Durable Power of Attorney for Finances
If you do not create a durable power of attorney for finances naming your partner or a friend as agent and a Trust is not in place, no one will be able to manage your finances unless a guardianship proceeding is filed in court, and your closest biological family members will have priority of appointment.
In addition, JNJ LAW can prepare the following:
Name Change petition
Second Parent Adoption
Power of Attorney for Minor Children
If a same sex couple has children, unless they have accomplished a second parent adoption through the Superior Court, the non-biological parent will have no legal standing to pick up the child from school, or make any medical decisions for the child. A Power of Attorney for Minor Children allows the biological or adoptive parent to give authority to the non-biological or non-adoptive parent to be involved in educational and medical decisions for the child.
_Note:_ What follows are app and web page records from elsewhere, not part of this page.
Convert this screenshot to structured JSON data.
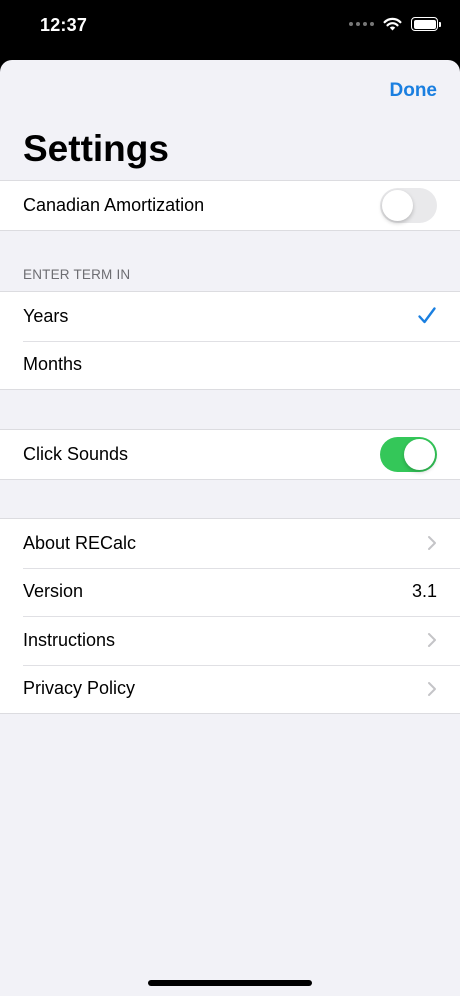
{
  "status": {
    "time": "12:37",
    "icons": [
      "cellular-dots-icon",
      "wifi-icon",
      "battery-icon"
    ]
  },
  "header": {
    "done_label": "Done",
    "title": "Settings"
  },
  "canadian": {
    "label": "Canadian Amortization",
    "enabled": false
  },
  "term": {
    "header": "ENTER TERM IN",
    "options": [
      {
        "label": "Years",
        "selected": true
      },
      {
        "label": "Months",
        "selected": false
      }
    ]
  },
  "sounds": {
    "label": "Click Sounds",
    "enabled": true
  },
  "info": {
    "about_label": "About RECalc",
    "version_label": "Version",
    "version_value": "3.1",
    "instructions_label": "Instructions",
    "privacy_label": "Privacy Policy"
  },
  "colors": {
    "accent": "#1a7fe0",
    "toggle_on": "#34c759",
    "toggle_off": "#e9e9eb",
    "background": "#f2f2f7"
  }
}
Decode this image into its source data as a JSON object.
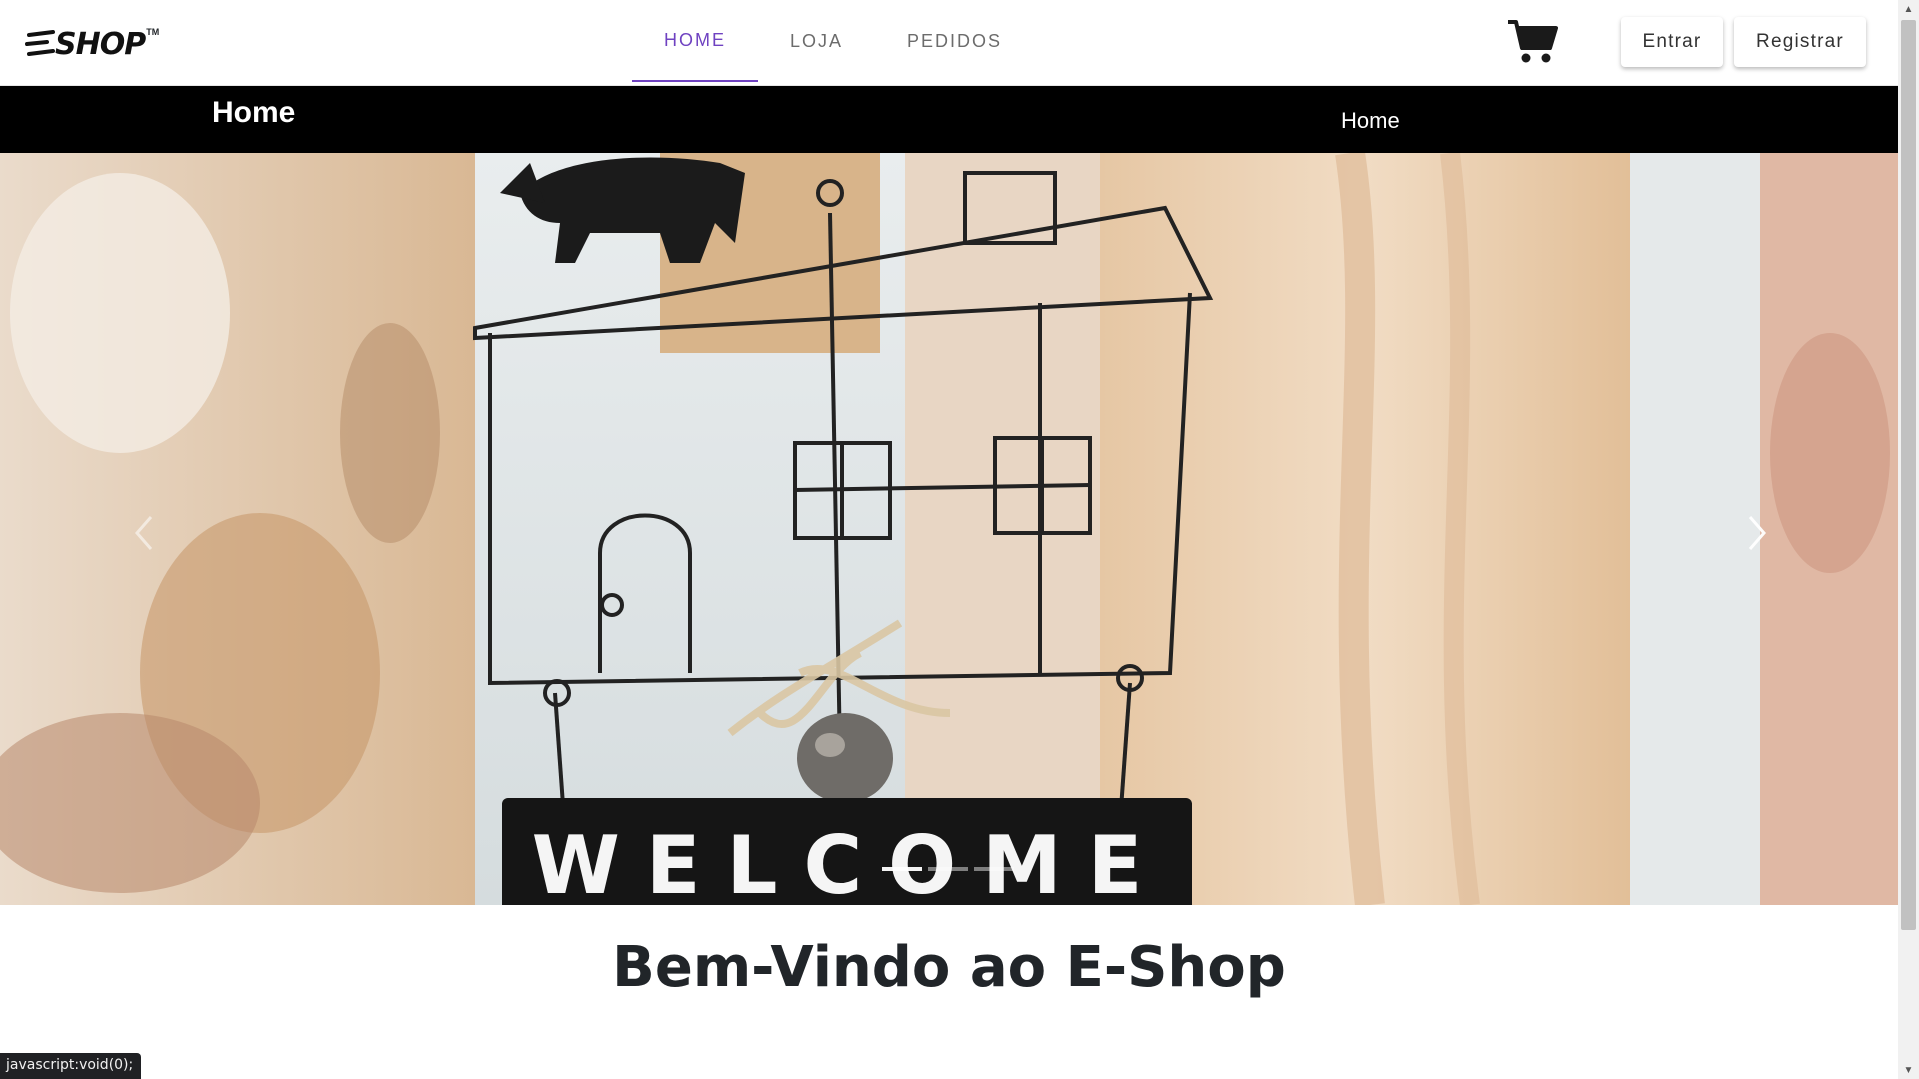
{
  "brand": {
    "logo_text": "SHOP",
    "logo_tm": "TM"
  },
  "nav": {
    "items": [
      {
        "label": "HOME",
        "active": true
      },
      {
        "label": "LOJA",
        "active": false
      },
      {
        "label": "PEDIDOS",
        "active": false
      }
    ],
    "accent_color": "#6f42c1"
  },
  "header_actions": {
    "cart_icon": "shopping-cart-icon",
    "login_label": "Entrar",
    "register_label": "Registrar"
  },
  "title_bar": {
    "page_title": "Home",
    "breadcrumb": "Home"
  },
  "carousel": {
    "slide_caption_visible": "WELCOME",
    "active_index": 0,
    "slide_count": 3,
    "prev_icon": "chevron-left-icon",
    "next_icon": "chevron-right-icon"
  },
  "welcome": {
    "heading": "Bem-Vindo ao E-Shop"
  },
  "status_bar": {
    "text": "javascript:void(0);"
  }
}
For more information, see our FAQs concerning Non-Traditional Relationships.
I am excited to announce that, effective Monday, February 13, I joined the law firm of Stearns-Montgomery & Proctor located in Marietta. The firm has a staff of experienced attorneys and office personnel that will allow me to focus solely on providing the best legal service available.
My new office address is 291 Alexander Street, Marietta, GA 30060 and you may reach me at 770.426.1148.